▸ **What the task asks**
In the copy, keep every line below as it is and leave out the pictures.
☆ ☆ ☆ ☆ ☆
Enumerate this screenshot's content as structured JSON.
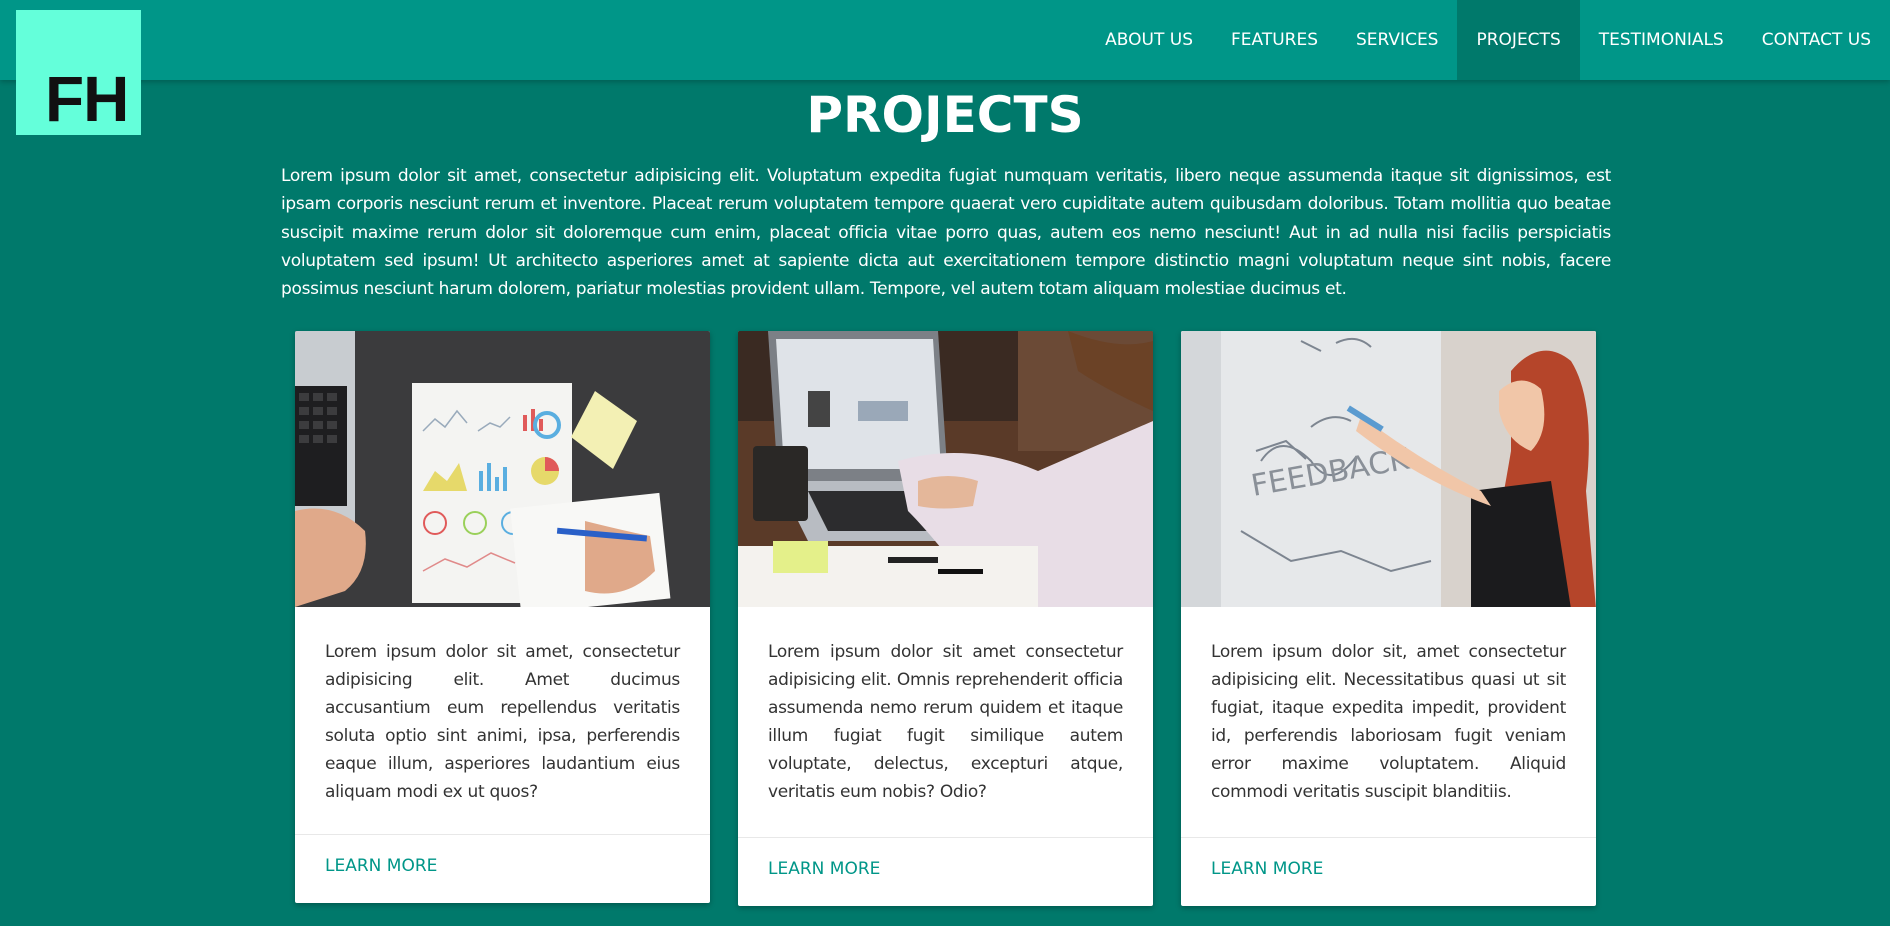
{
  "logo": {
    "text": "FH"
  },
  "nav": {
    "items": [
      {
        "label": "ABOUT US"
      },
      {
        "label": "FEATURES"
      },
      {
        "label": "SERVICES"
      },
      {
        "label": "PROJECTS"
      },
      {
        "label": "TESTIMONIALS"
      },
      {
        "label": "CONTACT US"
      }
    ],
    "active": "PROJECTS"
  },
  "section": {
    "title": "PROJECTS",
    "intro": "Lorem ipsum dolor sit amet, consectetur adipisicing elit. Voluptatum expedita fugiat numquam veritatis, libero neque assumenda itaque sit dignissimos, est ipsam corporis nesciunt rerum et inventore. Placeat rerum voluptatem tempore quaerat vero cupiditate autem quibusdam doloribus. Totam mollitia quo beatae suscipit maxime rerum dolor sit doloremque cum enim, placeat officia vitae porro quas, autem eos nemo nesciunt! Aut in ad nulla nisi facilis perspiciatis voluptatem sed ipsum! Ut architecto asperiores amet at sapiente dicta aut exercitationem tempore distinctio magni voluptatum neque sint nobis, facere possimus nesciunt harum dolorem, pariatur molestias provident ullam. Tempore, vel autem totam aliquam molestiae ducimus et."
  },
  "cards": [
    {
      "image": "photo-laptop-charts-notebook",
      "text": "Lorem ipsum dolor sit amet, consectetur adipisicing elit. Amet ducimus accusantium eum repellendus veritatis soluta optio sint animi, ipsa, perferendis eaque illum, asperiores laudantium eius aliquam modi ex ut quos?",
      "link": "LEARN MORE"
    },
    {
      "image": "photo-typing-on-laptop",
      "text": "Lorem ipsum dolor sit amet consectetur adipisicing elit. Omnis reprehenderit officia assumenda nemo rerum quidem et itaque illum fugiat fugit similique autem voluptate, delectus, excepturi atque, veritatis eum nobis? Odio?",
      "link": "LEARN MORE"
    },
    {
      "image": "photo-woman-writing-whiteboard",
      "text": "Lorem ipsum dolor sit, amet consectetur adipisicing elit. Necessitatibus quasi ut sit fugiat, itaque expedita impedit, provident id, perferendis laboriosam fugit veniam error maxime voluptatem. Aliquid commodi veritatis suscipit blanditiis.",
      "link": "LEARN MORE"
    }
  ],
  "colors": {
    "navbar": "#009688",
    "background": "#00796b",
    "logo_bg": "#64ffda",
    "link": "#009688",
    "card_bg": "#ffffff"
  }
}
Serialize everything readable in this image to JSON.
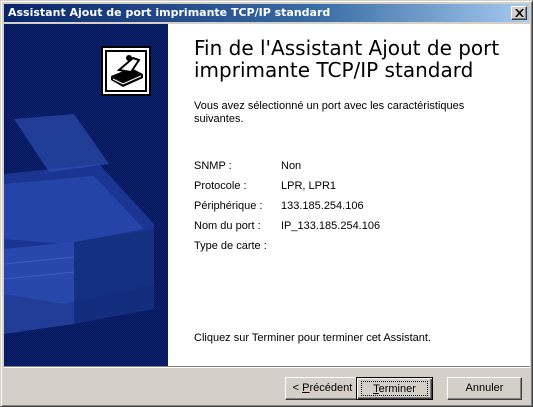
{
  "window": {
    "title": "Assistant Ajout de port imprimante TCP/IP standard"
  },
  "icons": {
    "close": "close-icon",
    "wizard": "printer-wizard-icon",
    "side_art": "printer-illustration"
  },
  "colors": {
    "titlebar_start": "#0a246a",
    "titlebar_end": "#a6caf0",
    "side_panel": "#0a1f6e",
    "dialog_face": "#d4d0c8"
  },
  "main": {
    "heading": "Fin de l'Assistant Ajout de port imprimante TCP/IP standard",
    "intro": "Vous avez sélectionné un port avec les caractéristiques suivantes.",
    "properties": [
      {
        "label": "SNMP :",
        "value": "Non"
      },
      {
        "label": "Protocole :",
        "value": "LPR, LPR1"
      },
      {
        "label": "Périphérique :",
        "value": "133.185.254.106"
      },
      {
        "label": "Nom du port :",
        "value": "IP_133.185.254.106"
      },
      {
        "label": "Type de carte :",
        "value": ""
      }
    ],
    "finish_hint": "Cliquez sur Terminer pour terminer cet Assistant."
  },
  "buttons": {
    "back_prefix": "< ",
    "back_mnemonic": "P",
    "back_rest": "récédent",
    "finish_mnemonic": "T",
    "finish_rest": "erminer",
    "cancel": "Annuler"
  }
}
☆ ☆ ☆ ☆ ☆
▸ **Task answer**
Enumerate this screenshot's content as structured JSON.
{
  "logo": {
    "text": "FH"
  },
  "nav": {
    "items": [
      {
        "label": "ABOUT US"
      },
      {
        "label": "FEATURES"
      },
      {
        "label": "SERVICES"
      },
      {
        "label": "PROJECTS"
      },
      {
        "label": "TESTIMONIALS"
      },
      {
        "label": "CONTACT US"
      }
    ],
    "active": "PROJECTS"
  },
  "section": {
    "title": "PROJECTS",
    "intro": "Lorem ipsum dolor sit amet, consectetur adipisicing elit. Voluptatum expedita fugiat numquam veritatis, libero neque assumenda itaque sit dignissimos, est ipsam corporis nesciunt rerum et inventore. Placeat rerum voluptatem tempore quaerat vero cupiditate autem quibusdam doloribus. Totam mollitia quo beatae suscipit maxime rerum dolor sit doloremque cum enim, placeat officia vitae porro quas, autem eos nemo nesciunt! Aut in ad nulla nisi facilis perspiciatis voluptatem sed ipsum! Ut architecto asperiores amet at sapiente dicta aut exercitationem tempore distinctio magni voluptatum neque sint nobis, facere possimus nesciunt harum dolorem, pariatur molestias provident ullam. Tempore, vel autem totam aliquam molestiae ducimus et."
  },
  "cards": [
    {
      "image": "photo-laptop-charts-notebook",
      "text": "Lorem ipsum dolor sit amet, consectetur adipisicing elit. Amet ducimus accusantium eum repellendus veritatis soluta optio sint animi, ipsa, perferendis eaque illum, asperiores laudantium eius aliquam modi ex ut quos?",
      "link": "LEARN MORE"
    },
    {
      "image": "photo-typing-on-laptop",
      "text": "Lorem ipsum dolor sit amet consectetur adipisicing elit. Omnis reprehenderit officia assumenda nemo rerum quidem et itaque illum fugiat fugit similique autem voluptate, delectus, excepturi atque, veritatis eum nobis? Odio?",
      "link": "LEARN MORE"
    },
    {
      "image": "photo-woman-writing-whiteboard",
      "text": "Lorem ipsum dolor sit, amet consectetur adipisicing elit. Necessitatibus quasi ut sit fugiat, itaque expedita impedit, provident id, perferendis laboriosam fugit veniam error maxime voluptatem. Aliquid commodi veritatis suscipit blanditiis.",
      "link": "LEARN MORE"
    }
  ],
  "colors": {
    "navbar": "#009688",
    "background": "#00796b",
    "logo_bg": "#64ffda",
    "link": "#009688",
    "card_bg": "#ffffff"
  }
}
Serialize everything readable in this image to JSON.
{
  "window": {
    "title": "Assistant Ajout de port imprimante TCP/IP standard"
  },
  "icons": {
    "close": "close-icon",
    "wizard": "printer-wizard-icon",
    "side_art": "printer-illustration"
  },
  "colors": {
    "titlebar_start": "#0a246a",
    "titlebar_end": "#a6caf0",
    "side_panel": "#0a1f6e",
    "dialog_face": "#d4d0c8"
  },
  "main": {
    "heading": "Fin de l'Assistant Ajout de port imprimante TCP/IP standard",
    "intro": "Vous avez sélectionné un port avec les caractéristiques suivantes.",
    "properties": [
      {
        "label": "SNMP :",
        "value": "Non"
      },
      {
        "label": "Protocole :",
        "value": "LPR, LPR1"
      },
      {
        "label": "Périphérique :",
        "value": "133.185.254.106"
      },
      {
        "label": "Nom du port :",
        "value": "IP_133.185.254.106"
      },
      {
        "label": "Type de carte :",
        "value": ""
      }
    ],
    "finish_hint": "Cliquez sur Terminer pour terminer cet Assistant."
  },
  "buttons": {
    "back_prefix": "< ",
    "back_mnemonic": "P",
    "back_rest": "récédent",
    "finish_mnemonic": "T",
    "finish_rest": "erminer",
    "cancel": "Annuler"
  }
}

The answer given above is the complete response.